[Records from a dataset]
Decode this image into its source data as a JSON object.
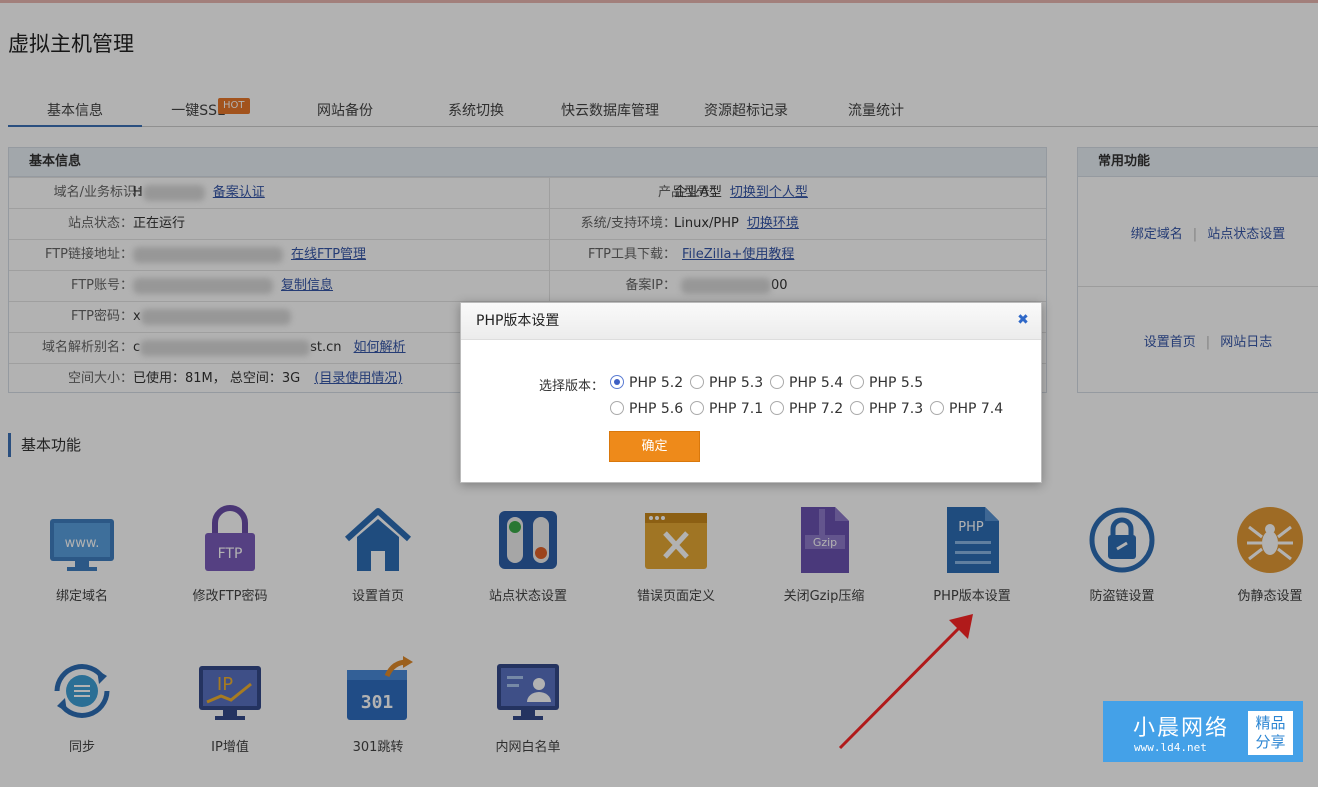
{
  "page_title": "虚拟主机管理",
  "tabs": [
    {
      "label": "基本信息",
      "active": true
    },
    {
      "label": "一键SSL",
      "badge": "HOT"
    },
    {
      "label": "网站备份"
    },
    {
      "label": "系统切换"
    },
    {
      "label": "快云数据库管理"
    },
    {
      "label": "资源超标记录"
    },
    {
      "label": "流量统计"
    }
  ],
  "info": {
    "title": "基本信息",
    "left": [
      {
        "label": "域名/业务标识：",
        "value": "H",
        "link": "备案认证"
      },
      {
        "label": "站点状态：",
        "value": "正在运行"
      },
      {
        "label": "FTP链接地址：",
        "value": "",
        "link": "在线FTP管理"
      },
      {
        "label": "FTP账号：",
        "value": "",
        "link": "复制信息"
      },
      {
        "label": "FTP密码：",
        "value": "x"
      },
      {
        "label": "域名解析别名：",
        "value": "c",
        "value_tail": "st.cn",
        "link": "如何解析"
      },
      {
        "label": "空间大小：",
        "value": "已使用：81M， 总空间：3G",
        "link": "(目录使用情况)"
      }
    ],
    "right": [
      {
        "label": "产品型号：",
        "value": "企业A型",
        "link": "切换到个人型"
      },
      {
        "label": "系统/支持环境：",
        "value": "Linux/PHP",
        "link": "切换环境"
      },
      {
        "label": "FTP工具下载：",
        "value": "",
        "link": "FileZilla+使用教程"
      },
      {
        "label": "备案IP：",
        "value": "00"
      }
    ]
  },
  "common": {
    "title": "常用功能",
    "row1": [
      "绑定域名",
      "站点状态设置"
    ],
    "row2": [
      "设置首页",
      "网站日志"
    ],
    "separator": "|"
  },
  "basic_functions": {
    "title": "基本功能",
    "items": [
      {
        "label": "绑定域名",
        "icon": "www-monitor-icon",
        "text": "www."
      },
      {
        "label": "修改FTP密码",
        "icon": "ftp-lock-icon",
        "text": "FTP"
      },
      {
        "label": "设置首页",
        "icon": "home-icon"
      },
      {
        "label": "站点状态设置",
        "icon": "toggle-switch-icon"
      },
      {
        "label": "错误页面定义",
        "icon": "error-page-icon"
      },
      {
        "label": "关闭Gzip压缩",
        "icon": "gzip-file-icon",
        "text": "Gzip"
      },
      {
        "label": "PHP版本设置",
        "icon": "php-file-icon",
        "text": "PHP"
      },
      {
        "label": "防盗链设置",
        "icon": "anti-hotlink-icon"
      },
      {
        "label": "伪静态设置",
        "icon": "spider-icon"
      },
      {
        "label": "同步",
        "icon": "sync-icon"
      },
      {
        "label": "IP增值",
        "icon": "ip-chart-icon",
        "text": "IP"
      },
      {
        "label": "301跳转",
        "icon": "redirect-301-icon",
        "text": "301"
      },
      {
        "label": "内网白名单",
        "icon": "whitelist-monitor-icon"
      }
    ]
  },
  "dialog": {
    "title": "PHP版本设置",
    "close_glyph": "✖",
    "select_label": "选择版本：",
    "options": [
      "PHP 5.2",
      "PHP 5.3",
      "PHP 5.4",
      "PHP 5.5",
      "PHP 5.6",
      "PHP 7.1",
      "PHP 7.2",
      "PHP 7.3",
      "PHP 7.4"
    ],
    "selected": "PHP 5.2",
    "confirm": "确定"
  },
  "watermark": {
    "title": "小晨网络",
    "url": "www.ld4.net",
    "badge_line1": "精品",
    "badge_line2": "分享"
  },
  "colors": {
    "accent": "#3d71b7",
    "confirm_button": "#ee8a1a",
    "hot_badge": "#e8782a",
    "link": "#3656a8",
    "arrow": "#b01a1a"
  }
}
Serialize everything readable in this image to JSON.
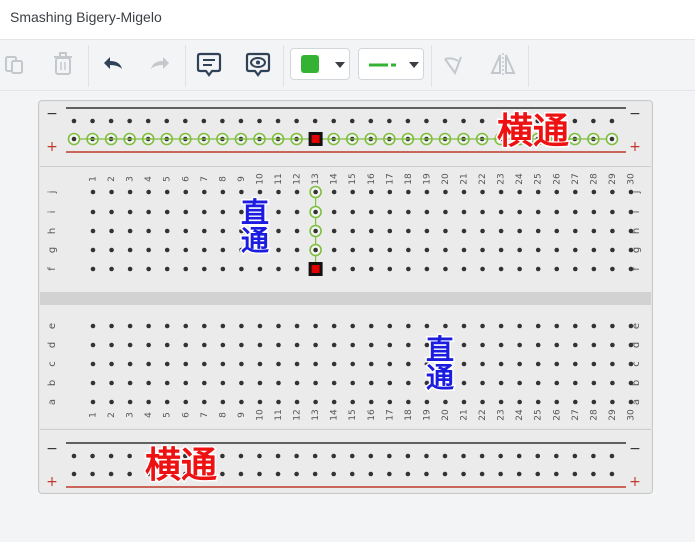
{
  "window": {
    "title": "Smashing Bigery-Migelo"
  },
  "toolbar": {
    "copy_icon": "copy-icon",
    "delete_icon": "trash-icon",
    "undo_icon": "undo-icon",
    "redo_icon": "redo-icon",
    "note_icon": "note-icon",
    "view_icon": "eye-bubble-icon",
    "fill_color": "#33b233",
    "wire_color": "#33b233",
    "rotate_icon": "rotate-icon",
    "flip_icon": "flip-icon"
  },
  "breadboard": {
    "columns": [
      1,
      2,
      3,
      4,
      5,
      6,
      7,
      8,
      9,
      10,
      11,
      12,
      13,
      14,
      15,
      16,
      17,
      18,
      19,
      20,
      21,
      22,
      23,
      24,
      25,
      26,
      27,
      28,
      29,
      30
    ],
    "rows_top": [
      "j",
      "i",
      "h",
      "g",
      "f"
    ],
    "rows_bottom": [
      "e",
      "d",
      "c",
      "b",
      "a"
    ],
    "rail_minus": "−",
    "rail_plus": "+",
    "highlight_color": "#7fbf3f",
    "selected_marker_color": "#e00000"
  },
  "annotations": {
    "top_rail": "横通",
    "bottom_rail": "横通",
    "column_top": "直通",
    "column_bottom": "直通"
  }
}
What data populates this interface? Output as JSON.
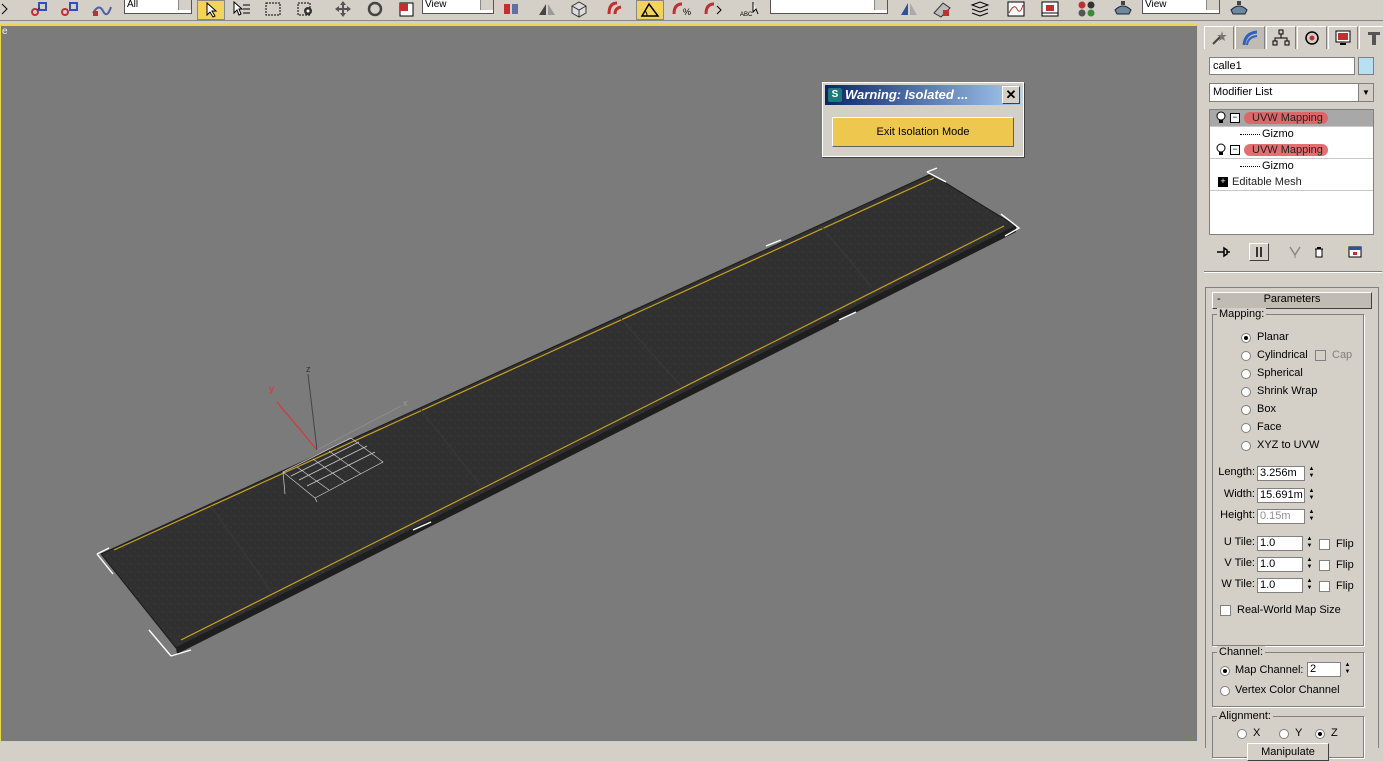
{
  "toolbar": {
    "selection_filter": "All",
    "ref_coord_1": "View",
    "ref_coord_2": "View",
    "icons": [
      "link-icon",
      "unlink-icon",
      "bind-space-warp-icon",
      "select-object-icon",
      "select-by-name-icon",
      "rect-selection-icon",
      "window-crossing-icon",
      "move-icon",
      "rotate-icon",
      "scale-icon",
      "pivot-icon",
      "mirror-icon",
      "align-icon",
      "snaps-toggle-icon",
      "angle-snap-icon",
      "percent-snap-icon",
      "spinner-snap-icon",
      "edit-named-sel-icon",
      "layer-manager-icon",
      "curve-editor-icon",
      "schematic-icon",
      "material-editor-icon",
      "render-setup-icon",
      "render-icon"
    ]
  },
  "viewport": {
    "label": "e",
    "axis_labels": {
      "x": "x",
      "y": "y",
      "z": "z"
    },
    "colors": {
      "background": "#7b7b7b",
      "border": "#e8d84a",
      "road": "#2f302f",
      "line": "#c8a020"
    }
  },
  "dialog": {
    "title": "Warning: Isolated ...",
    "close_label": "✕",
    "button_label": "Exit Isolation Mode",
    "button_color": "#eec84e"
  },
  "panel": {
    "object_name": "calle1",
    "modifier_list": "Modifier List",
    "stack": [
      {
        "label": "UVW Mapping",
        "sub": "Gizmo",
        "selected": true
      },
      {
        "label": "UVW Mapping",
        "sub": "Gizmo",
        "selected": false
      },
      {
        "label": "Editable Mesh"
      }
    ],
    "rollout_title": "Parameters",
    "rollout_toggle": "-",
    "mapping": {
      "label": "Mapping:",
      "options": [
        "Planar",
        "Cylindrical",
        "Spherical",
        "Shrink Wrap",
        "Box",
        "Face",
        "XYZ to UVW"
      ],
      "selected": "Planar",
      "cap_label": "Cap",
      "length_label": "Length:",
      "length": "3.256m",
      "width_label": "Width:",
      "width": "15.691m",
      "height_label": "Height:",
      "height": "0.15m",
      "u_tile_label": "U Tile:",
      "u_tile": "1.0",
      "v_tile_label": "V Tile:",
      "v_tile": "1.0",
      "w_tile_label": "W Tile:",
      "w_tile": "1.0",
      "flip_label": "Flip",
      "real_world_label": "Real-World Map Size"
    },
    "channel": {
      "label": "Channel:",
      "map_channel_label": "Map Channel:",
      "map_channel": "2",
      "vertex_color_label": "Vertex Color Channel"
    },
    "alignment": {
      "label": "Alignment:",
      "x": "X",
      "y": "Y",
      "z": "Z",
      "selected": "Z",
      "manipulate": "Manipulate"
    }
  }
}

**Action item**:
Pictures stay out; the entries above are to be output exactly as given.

**Result of this exercise**:
Decode this image into its source data as a JSON object.
{
  "page_title": "虚拟主机管理",
  "tabs": [
    {
      "label": "基本信息",
      "active": true
    },
    {
      "label": "一键SSL",
      "badge": "HOT"
    },
    {
      "label": "网站备份"
    },
    {
      "label": "系统切换"
    },
    {
      "label": "快云数据库管理"
    },
    {
      "label": "资源超标记录"
    },
    {
      "label": "流量统计"
    }
  ],
  "info": {
    "title": "基本信息",
    "left": [
      {
        "label": "域名/业务标识：",
        "value": "H",
        "link": "备案认证"
      },
      {
        "label": "站点状态：",
        "value": "正在运行"
      },
      {
        "label": "FTP链接地址：",
        "value": "",
        "link": "在线FTP管理"
      },
      {
        "label": "FTP账号：",
        "value": "",
        "link": "复制信息"
      },
      {
        "label": "FTP密码：",
        "value": "x"
      },
      {
        "label": "域名解析别名：",
        "value": "c",
        "value_tail": "st.cn",
        "link": "如何解析"
      },
      {
        "label": "空间大小：",
        "value": "已使用：81M， 总空间：3G",
        "link": "(目录使用情况)"
      }
    ],
    "right": [
      {
        "label": "产品型号：",
        "value": "企业A型",
        "link": "切换到个人型"
      },
      {
        "label": "系统/支持环境：",
        "value": "Linux/PHP",
        "link": "切换环境"
      },
      {
        "label": "FTP工具下载：",
        "value": "",
        "link": "FileZilla+使用教程"
      },
      {
        "label": "备案IP：",
        "value": "00"
      }
    ]
  },
  "common": {
    "title": "常用功能",
    "row1": [
      "绑定域名",
      "站点状态设置"
    ],
    "row2": [
      "设置首页",
      "网站日志"
    ],
    "separator": "|"
  },
  "basic_functions": {
    "title": "基本功能",
    "items": [
      {
        "label": "绑定域名",
        "icon": "www-monitor-icon",
        "text": "www."
      },
      {
        "label": "修改FTP密码",
        "icon": "ftp-lock-icon",
        "text": "FTP"
      },
      {
        "label": "设置首页",
        "icon": "home-icon"
      },
      {
        "label": "站点状态设置",
        "icon": "toggle-switch-icon"
      },
      {
        "label": "错误页面定义",
        "icon": "error-page-icon"
      },
      {
        "label": "关闭Gzip压缩",
        "icon": "gzip-file-icon",
        "text": "Gzip"
      },
      {
        "label": "PHP版本设置",
        "icon": "php-file-icon",
        "text": "PHP"
      },
      {
        "label": "防盗链设置",
        "icon": "anti-hotlink-icon"
      },
      {
        "label": "伪静态设置",
        "icon": "spider-icon"
      },
      {
        "label": "同步",
        "icon": "sync-icon"
      },
      {
        "label": "IP增值",
        "icon": "ip-chart-icon",
        "text": "IP"
      },
      {
        "label": "301跳转",
        "icon": "redirect-301-icon",
        "text": "301"
      },
      {
        "label": "内网白名单",
        "icon": "whitelist-monitor-icon"
      }
    ]
  },
  "dialog": {
    "title": "PHP版本设置",
    "close_glyph": "✖",
    "select_label": "选择版本：",
    "options": [
      "PHP 5.2",
      "PHP 5.3",
      "PHP 5.4",
      "PHP 5.5",
      "PHP 5.6",
      "PHP 7.1",
      "PHP 7.2",
      "PHP 7.3",
      "PHP 7.4"
    ],
    "selected": "PHP 5.2",
    "confirm": "确定"
  },
  "watermark": {
    "title": "小晨网络",
    "url": "www.ld4.net",
    "badge_line1": "精品",
    "badge_line2": "分享"
  },
  "colors": {
    "accent": "#3d71b7",
    "confirm_button": "#ee8a1a",
    "hot_badge": "#e8782a",
    "link": "#3656a8",
    "arrow": "#b01a1a"
  }
}
Serialize everything readable in this image to JSON.
{
  "window": {
    "title": "Smashing Bigery-Migelo"
  },
  "toolbar": {
    "copy_icon": "copy-icon",
    "delete_icon": "trash-icon",
    "undo_icon": "undo-icon",
    "redo_icon": "redo-icon",
    "note_icon": "note-icon",
    "view_icon": "eye-bubble-icon",
    "fill_color": "#33b233",
    "wire_color": "#33b233",
    "rotate_icon": "rotate-icon",
    "flip_icon": "flip-icon"
  },
  "breadboard": {
    "columns": [
      1,
      2,
      3,
      4,
      5,
      6,
      7,
      8,
      9,
      10,
      11,
      12,
      13,
      14,
      15,
      16,
      17,
      18,
      19,
      20,
      21,
      22,
      23,
      24,
      25,
      26,
      27,
      28,
      29,
      30
    ],
    "rows_top": [
      "j",
      "i",
      "h",
      "g",
      "f"
    ],
    "rows_bottom": [
      "e",
      "d",
      "c",
      "b",
      "a"
    ],
    "rail_minus": "−",
    "rail_plus": "+",
    "highlight_color": "#7fbf3f",
    "selected_marker_color": "#e00000"
  },
  "annotations": {
    "top_rail": "横通",
    "bottom_rail": "横通",
    "column_top": "直通",
    "column_bottom": "直通"
  }
}
What data populates this interface? Output as JSON.
{
  "toolbar": {
    "selection_filter": "All",
    "ref_coord_1": "View",
    "ref_coord_2": "View",
    "icons": [
      "link-icon",
      "unlink-icon",
      "bind-space-warp-icon",
      "select-object-icon",
      "select-by-name-icon",
      "rect-selection-icon",
      "window-crossing-icon",
      "move-icon",
      "rotate-icon",
      "scale-icon",
      "pivot-icon",
      "mirror-icon",
      "align-icon",
      "snaps-toggle-icon",
      "angle-snap-icon",
      "percent-snap-icon",
      "spinner-snap-icon",
      "edit-named-sel-icon",
      "layer-manager-icon",
      "curve-editor-icon",
      "schematic-icon",
      "material-editor-icon",
      "render-setup-icon",
      "render-icon"
    ]
  },
  "viewport": {
    "label": "e",
    "axis_labels": {
      "x": "x",
      "y": "y",
      "z": "z"
    },
    "colors": {
      "background": "#7b7b7b",
      "border": "#e8d84a",
      "road": "#2f302f",
      "line": "#c8a020"
    }
  },
  "dialog": {
    "title": "Warning: Isolated ...",
    "close_label": "✕",
    "button_label": "Exit Isolation Mode",
    "button_color": "#eec84e"
  },
  "panel": {
    "object_name": "calle1",
    "modifier_list": "Modifier List",
    "stack": [
      {
        "label": "UVW Mapping",
        "sub": "Gizmo",
        "selected": true
      },
      {
        "label": "UVW Mapping",
        "sub": "Gizmo",
        "selected": false
      },
      {
        "label": "Editable Mesh"
      }
    ],
    "rollout_title": "Parameters",
    "rollout_toggle": "-",
    "mapping": {
      "label": "Mapping:",
      "options": [
        "Planar",
        "Cylindrical",
        "Spherical",
        "Shrink Wrap",
        "Box",
        "Face",
        "XYZ to UVW"
      ],
      "selected": "Planar",
      "cap_label": "Cap",
      "length_label": "Length:",
      "length": "3.256m",
      "width_label": "Width:",
      "width": "15.691m",
      "height_label": "Height:",
      "height": "0.15m",
      "u_tile_label": "U Tile:",
      "u_tile": "1.0",
      "v_tile_label": "V Tile:",
      "v_tile": "1.0",
      "w_tile_label": "W Tile:",
      "w_tile": "1.0",
      "flip_label": "Flip",
      "real_world_label": "Real-World Map Size"
    },
    "channel": {
      "label": "Channel:",
      "map_channel_label": "Map Channel:",
      "map_channel": "2",
      "vertex_color_label": "Vertex Color Channel"
    },
    "alignment": {
      "label": "Alignment:",
      "x": "X",
      "y": "Y",
      "z": "Z",
      "selected": "Z",
      "manipulate": "Manipulate"
    }
  }
}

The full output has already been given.